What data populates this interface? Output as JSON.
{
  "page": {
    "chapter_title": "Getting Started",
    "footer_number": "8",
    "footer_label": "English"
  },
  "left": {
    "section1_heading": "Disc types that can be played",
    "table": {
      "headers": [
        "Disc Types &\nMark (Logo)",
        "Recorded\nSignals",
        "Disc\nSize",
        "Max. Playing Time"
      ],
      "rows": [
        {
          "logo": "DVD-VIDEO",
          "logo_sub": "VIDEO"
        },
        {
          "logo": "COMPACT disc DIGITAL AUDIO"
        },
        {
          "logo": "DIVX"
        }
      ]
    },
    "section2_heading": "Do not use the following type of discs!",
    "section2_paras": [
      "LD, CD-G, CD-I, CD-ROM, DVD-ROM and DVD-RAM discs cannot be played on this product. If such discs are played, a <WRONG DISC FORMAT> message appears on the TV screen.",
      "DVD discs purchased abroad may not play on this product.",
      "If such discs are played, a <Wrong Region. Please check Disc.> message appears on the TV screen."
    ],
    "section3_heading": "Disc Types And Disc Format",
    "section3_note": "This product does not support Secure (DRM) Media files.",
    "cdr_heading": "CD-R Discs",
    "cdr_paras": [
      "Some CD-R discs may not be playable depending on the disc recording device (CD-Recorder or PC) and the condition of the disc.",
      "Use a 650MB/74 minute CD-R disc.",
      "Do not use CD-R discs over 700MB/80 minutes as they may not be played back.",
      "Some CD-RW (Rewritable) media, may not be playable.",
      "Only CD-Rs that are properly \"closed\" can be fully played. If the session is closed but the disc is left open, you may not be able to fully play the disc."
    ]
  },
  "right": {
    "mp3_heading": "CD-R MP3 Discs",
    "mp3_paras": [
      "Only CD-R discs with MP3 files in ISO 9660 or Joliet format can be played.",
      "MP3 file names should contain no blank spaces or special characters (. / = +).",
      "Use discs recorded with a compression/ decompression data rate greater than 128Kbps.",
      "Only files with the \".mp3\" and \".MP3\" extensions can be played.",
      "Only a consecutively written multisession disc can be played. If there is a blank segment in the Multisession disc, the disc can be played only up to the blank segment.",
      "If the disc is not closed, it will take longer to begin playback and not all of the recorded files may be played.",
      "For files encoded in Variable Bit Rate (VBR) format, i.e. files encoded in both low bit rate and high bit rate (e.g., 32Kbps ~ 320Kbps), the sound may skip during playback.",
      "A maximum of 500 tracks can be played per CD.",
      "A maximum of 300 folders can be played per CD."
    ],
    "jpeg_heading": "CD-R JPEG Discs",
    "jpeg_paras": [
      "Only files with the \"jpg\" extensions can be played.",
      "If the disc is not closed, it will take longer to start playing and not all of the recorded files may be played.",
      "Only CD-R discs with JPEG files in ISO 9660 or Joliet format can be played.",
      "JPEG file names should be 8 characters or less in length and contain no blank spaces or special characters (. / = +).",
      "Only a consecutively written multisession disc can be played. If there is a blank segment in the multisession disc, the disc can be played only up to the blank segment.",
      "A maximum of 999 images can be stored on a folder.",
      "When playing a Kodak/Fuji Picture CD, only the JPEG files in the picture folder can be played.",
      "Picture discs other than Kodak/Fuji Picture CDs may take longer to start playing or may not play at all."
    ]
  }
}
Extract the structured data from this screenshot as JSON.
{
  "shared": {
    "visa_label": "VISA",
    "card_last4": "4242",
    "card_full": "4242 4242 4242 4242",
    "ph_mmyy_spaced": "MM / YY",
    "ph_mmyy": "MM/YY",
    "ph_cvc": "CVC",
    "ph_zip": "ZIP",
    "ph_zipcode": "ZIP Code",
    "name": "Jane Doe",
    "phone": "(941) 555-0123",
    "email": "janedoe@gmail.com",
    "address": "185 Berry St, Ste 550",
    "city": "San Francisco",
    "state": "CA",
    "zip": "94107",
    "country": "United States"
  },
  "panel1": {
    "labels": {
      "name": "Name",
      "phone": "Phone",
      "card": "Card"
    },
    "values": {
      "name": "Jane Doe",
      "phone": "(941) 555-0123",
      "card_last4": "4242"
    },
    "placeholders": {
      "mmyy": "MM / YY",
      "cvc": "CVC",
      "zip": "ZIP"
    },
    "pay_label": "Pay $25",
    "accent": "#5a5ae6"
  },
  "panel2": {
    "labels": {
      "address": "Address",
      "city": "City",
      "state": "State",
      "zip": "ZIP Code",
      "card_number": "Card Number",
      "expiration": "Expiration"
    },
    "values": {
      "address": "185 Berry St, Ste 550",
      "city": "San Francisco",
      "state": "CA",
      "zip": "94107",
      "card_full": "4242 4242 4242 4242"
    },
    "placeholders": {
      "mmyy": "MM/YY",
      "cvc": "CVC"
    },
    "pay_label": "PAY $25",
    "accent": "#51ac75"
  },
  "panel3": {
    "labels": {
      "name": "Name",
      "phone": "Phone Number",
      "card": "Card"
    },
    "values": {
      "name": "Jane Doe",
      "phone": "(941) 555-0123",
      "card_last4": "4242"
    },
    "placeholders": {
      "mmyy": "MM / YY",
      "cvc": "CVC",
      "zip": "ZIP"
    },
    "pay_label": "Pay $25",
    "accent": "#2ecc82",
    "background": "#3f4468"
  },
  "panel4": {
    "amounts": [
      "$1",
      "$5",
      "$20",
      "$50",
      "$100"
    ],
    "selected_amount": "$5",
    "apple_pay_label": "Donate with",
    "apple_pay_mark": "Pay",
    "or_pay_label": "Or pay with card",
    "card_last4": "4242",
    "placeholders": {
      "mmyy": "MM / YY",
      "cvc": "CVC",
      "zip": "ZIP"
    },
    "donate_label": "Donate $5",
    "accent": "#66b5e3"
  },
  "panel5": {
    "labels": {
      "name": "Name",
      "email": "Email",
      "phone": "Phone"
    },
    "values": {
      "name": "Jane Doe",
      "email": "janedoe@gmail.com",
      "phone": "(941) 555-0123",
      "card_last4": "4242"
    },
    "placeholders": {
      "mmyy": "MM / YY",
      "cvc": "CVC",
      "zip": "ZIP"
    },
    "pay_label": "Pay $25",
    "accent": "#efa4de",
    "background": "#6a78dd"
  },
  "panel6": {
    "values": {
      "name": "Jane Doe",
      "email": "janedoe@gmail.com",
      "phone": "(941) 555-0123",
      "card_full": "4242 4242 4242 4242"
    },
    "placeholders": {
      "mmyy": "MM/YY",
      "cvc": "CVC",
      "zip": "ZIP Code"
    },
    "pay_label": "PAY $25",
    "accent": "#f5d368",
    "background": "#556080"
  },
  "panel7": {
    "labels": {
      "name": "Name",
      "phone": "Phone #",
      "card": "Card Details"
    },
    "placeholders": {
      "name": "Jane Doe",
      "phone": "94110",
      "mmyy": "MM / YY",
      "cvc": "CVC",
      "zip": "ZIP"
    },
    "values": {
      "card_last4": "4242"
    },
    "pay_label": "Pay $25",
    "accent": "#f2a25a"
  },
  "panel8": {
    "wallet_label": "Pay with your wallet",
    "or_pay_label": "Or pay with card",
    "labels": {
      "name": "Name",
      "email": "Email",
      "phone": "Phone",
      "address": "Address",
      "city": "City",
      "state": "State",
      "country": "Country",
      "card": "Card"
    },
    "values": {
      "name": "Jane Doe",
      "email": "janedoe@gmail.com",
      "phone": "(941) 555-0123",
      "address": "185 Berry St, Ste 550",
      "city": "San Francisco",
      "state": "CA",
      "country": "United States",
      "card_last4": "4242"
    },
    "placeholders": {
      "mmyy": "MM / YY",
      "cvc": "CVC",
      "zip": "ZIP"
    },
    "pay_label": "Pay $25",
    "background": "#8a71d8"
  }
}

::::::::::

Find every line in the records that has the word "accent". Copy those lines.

REPLY.
    "accent": "#5a5ae6"
    "accent": "#51ac75"
    "accent": "#2ecc82",
    "accent": "#66b5e3"
    "accent": "#efa4de",
    "accent": "#f5d368",
    "accent": "#f2a25a"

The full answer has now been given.